### YOUR TASK
Every line with "Export" in it should be copied from the data.

### ENTRIES SHOWN
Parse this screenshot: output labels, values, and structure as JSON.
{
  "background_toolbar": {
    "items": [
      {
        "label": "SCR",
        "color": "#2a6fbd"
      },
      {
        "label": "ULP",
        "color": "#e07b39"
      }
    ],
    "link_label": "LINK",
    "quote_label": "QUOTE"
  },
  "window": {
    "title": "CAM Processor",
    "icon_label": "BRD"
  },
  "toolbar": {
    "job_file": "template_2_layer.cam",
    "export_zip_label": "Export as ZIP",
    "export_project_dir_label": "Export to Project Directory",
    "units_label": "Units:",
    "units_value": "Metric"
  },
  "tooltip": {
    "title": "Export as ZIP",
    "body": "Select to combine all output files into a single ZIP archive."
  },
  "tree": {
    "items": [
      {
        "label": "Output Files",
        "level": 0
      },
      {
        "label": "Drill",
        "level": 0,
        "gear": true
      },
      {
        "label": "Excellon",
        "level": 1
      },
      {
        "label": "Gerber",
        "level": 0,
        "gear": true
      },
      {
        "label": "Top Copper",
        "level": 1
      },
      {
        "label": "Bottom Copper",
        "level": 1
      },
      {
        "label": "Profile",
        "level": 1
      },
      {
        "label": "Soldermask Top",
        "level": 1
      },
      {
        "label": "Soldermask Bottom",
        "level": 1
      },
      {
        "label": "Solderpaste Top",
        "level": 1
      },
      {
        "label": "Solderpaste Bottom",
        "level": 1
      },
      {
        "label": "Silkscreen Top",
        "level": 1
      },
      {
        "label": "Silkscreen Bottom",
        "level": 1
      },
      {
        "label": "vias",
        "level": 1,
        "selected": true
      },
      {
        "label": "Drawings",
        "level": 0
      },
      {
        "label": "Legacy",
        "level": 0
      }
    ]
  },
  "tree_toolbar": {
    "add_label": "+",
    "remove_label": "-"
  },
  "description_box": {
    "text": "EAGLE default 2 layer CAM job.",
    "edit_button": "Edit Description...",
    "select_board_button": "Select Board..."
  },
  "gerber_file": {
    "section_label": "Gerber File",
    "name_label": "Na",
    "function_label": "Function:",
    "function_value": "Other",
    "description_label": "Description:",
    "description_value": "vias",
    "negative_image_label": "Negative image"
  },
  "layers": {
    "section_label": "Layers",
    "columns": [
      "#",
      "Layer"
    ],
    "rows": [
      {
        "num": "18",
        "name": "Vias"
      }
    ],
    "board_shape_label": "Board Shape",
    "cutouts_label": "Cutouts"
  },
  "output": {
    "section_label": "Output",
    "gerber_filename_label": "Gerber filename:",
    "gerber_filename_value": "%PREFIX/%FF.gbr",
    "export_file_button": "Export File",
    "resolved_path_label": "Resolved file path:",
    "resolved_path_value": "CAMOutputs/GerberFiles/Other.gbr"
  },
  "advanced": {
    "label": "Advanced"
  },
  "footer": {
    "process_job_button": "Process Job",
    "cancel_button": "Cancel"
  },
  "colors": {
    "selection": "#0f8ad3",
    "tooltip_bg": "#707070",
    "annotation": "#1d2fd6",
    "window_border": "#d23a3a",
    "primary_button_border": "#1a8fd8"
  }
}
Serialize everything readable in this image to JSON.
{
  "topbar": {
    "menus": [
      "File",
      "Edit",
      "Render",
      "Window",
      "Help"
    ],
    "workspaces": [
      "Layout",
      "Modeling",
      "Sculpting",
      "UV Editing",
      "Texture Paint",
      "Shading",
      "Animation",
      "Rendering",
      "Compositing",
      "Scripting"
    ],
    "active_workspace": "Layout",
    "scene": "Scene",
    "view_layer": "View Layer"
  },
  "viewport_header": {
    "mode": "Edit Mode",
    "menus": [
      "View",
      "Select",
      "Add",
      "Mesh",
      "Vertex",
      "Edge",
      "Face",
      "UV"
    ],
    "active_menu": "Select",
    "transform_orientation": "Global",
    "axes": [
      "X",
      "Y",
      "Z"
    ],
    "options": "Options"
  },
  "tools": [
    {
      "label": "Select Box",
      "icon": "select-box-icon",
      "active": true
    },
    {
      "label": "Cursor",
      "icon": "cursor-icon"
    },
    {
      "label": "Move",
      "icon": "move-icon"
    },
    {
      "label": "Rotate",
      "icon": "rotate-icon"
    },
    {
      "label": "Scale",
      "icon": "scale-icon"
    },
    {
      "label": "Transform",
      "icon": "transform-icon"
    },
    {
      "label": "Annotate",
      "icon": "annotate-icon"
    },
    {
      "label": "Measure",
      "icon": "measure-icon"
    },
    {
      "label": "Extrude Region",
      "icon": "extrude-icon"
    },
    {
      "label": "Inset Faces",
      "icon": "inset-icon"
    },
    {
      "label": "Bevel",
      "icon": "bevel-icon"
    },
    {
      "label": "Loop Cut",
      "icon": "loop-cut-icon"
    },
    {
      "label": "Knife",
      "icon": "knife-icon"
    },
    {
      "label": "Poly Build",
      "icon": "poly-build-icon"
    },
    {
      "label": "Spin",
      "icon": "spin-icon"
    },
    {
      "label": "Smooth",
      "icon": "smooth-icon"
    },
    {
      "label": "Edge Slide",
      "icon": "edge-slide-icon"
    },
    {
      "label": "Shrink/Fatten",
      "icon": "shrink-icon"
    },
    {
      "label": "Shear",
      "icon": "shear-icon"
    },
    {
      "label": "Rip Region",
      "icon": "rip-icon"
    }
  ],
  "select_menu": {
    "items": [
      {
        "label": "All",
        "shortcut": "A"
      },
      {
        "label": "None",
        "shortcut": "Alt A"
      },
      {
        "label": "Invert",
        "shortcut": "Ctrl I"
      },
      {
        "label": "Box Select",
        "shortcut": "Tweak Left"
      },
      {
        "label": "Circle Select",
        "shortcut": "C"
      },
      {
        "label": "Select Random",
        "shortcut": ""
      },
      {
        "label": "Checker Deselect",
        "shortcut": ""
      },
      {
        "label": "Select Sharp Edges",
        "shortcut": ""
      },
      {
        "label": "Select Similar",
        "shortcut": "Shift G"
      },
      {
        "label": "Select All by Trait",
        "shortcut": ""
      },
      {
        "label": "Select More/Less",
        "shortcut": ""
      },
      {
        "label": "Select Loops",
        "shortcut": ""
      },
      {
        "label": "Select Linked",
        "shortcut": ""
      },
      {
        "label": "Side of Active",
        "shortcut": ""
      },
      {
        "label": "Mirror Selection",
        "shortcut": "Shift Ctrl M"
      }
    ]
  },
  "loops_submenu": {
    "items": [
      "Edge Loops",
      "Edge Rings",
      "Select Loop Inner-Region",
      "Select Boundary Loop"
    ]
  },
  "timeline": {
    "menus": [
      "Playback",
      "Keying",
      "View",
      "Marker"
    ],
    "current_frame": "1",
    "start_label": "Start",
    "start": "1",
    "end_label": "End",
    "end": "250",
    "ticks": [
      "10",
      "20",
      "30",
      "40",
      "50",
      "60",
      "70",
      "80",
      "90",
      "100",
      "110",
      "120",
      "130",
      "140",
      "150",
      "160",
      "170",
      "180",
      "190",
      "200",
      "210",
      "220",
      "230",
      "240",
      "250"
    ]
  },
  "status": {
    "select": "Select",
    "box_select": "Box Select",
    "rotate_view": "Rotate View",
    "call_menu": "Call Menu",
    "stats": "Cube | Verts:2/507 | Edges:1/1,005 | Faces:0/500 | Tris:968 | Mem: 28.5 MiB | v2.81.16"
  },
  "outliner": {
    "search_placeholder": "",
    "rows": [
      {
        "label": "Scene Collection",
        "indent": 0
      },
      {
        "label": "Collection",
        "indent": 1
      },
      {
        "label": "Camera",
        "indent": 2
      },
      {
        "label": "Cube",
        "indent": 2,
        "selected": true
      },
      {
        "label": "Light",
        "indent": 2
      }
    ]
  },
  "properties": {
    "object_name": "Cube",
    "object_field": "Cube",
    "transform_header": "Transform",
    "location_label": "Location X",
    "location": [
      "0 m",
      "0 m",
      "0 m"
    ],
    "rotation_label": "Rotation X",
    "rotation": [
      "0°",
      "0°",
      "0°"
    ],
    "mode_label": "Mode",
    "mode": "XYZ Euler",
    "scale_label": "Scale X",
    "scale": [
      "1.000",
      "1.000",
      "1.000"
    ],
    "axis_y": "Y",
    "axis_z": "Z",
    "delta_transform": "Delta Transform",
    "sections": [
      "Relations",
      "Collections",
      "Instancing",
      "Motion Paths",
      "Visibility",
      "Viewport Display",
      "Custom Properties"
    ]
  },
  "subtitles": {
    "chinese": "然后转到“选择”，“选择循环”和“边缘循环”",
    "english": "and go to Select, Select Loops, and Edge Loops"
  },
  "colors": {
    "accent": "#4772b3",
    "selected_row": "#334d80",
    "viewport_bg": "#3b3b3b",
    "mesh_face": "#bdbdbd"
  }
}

### YOUR RESPONSE
    "export_zip_label": "Export as ZIP",
    "export_project_dir_label": "Export to Project Directory",
    "title": "Export as ZIP",
    "export_file_button": "Export File",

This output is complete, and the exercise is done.